                For a while RA shattered my confidence in life and made me wary of the future. But I think it’s vital that I learn something from this experience. I’ve accepted it and that has been a huge help. I’ve stopped asking how this happened and started asking what can I do to live the best life possible?’


– Sinéad Moriarty from the introduction


Rheumatoid arthritis (RA) is an autoimmune disease in which the body’s immune system – which normally protects its health by attacking foreign substances like bacteria and viruses – mistakenly attacks the joints.


Some 2,000 people are diagnosed with RA in Ireland each year; three in four are of working age. In total, RA affects 45,000 people in this country. For someone newly diagnosed with RA, coming to terms with the news can seem overwhelming. While there may be relief in being able to name what is wrong, there is also acknowledgement that this is a chronic life-long condition, for which there is no cure.


My RA Story is a powerful collection of accounts by people living with RA of the impact of this disease on their lives.
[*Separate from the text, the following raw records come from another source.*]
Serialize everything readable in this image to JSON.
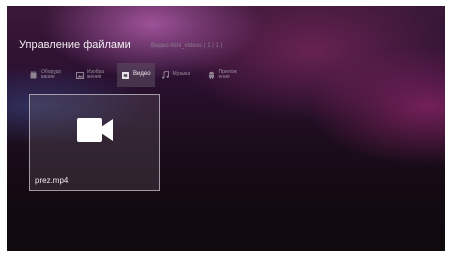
{
  "header": {
    "title": "Управление файлами",
    "subtitle": "Видео-/kini_videos ( 1 | 1 )"
  },
  "tabs": [
    {
      "label": "Оборудо вание",
      "icon": "hardware-icon",
      "active": false
    },
    {
      "label": "Изобра жения",
      "icon": "image-icon",
      "active": false
    },
    {
      "label": "Видео",
      "icon": "video-icon",
      "active": true
    },
    {
      "label": "Музыка",
      "icon": "music-note-icon",
      "active": false
    },
    {
      "label": "Прилож ение",
      "icon": "android-icon",
      "active": false
    }
  ],
  "files": [
    {
      "name": "prez.mp4",
      "icon": "video-camera-icon",
      "selected": true
    }
  ],
  "colors": {
    "background_dark": "#0e0a0d",
    "background_purple": "#3a1838",
    "accent_glow": "#b05caa",
    "text_primary": "#f2eef2",
    "text_muted": "#8c7f8e"
  }
}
The contributors write about the physical and emotional impact of the condition – the pain, fatigue, despair and depression that it has brought. Lives, careers and families are often irrevocably changed as a result. It is not all grim, however, because in coming to terms with this condition people learn how to deal with adversity, they become more present in their own lives, learn what is important, they find hope.


This book is about giving people hope – especially to those who are newly diagnosed with the condition, and uncertain and fearful of what the future holds.


All proceeds from the sale of this book go to Arthritis Ireland (registered charity no. 20011123)